[[ Data in this exercise open ]]
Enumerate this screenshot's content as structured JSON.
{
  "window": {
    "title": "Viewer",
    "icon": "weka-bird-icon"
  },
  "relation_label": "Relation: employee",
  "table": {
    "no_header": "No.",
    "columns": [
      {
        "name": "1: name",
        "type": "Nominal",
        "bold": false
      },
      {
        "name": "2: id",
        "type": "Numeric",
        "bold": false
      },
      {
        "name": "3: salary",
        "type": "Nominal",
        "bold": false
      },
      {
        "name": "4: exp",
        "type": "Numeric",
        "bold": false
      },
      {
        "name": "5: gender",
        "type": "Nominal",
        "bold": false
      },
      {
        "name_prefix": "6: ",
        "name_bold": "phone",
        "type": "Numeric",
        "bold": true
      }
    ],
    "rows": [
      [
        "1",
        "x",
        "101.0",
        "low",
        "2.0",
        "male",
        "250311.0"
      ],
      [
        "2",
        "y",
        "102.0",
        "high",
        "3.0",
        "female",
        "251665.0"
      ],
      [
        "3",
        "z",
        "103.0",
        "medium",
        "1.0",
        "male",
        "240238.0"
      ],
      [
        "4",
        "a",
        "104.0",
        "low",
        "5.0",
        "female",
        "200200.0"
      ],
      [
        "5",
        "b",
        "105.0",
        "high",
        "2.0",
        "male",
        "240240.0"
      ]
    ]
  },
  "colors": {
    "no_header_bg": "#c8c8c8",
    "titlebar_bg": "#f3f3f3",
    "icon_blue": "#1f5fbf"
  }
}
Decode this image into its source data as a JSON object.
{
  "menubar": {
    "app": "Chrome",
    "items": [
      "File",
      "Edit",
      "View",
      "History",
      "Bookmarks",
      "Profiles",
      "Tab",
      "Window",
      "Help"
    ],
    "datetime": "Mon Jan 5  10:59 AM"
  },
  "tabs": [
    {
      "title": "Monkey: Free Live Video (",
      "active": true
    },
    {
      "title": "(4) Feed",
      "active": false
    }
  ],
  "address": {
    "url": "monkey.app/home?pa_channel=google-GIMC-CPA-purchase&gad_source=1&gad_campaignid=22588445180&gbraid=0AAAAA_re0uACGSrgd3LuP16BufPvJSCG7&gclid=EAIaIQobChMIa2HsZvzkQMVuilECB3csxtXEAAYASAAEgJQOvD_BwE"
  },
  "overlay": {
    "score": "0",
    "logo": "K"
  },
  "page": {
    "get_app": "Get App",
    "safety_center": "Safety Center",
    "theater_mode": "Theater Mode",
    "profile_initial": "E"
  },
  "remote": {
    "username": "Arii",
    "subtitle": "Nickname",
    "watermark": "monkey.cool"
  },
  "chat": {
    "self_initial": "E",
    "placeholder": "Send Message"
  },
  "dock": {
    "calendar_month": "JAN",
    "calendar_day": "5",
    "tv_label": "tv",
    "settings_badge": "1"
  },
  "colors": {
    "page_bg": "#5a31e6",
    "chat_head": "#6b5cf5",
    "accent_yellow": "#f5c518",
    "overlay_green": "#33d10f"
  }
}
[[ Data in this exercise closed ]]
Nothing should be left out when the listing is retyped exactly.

Enumerate this screenshot's content as structured JSON.
{
  "window": {
    "title": "Viewer",
    "icon": "weka-bird-icon"
  },
  "relation_label": "Relation: employee",
  "table": {
    "no_header": "No.",
    "columns": [
      {
        "name": "1: name",
        "type": "Nominal",
        "bold": false
      },
      {
        "name": "2: id",
        "type": "Numeric",
        "bold": false
      },
      {
        "name": "3: salary",
        "type": "Nominal",
        "bold": false
      },
      {
        "name": "4: exp",
        "type": "Numeric",
        "bold": false
      },
      {
        "name": "5: gender",
        "type": "Nominal",
        "bold": false
      },
      {
        "name_prefix": "6: ",
        "name_bold": "phone",
        "type": "Numeric",
        "bold": true
      }
    ],
    "rows": [
      [
        "1",
        "x",
        "101.0",
        "low",
        "2.0",
        "male",
        "250311.0"
      ],
      [
        "2",
        "y",
        "102.0",
        "high",
        "3.0",
        "female",
        "251665.0"
      ],
      [
        "3",
        "z",
        "103.0",
        "medium",
        "1.0",
        "male",
        "240238.0"
      ],
      [
        "4",
        "a",
        "104.0",
        "low",
        "5.0",
        "female",
        "200200.0"
      ],
      [
        "5",
        "b",
        "105.0",
        "high",
        "2.0",
        "male",
        "240240.0"
      ]
    ]
  },
  "colors": {
    "no_header_bg": "#c8c8c8",
    "titlebar_bg": "#f3f3f3",
    "icon_blue": "#1f5fbf"
  }
}
Decode this image into its source data as a JSON object.
{
  "menubar": {
    "app": "Chrome",
    "items": [
      "File",
      "Edit",
      "View",
      "History",
      "Bookmarks",
      "Profiles",
      "Tab",
      "Window",
      "Help"
    ],
    "datetime": "Mon Jan 5  10:59 AM"
  },
  "tabs": [
    {
      "title": "Monkey: Free Live Video (",
      "active": true
    },
    {
      "title": "(4) Feed",
      "active": false
    }
  ],
  "address": {
    "url": "monkey.app/home?pa_channel=google-GIMC-CPA-purchase&gad_source=1&gad_campaignid=22588445180&gbraid=0AAAAA_re0uACGSrgd3LuP16BufPvJSCG7&gclid=EAIaIQobChMIa2HsZvzkQMVuilECB3csxtXEAAYASAAEgJQOvD_BwE"
  },
  "overlay": {
    "score": "0",
    "logo": "K"
  },
  "page": {
    "get_app": "Get App",
    "safety_center": "Safety Center",
    "theater_mode": "Theater Mode",
    "profile_initial": "E"
  },
  "remote": {
    "username": "Arii",
    "subtitle": "Nickname",
    "watermark": "monkey.cool"
  },
  "chat": {
    "self_initial": "E",
    "placeholder": "Send Message"
  },
  "dock": {
    "calendar_month": "JAN",
    "calendar_day": "5",
    "tv_label": "tv",
    "settings_badge": "1"
  },
  "colors": {
    "page_bg": "#5a31e6",
    "chat_head": "#6b5cf5",
    "accent_yellow": "#f5c518",
    "overlay_green": "#33d10f"
  }
}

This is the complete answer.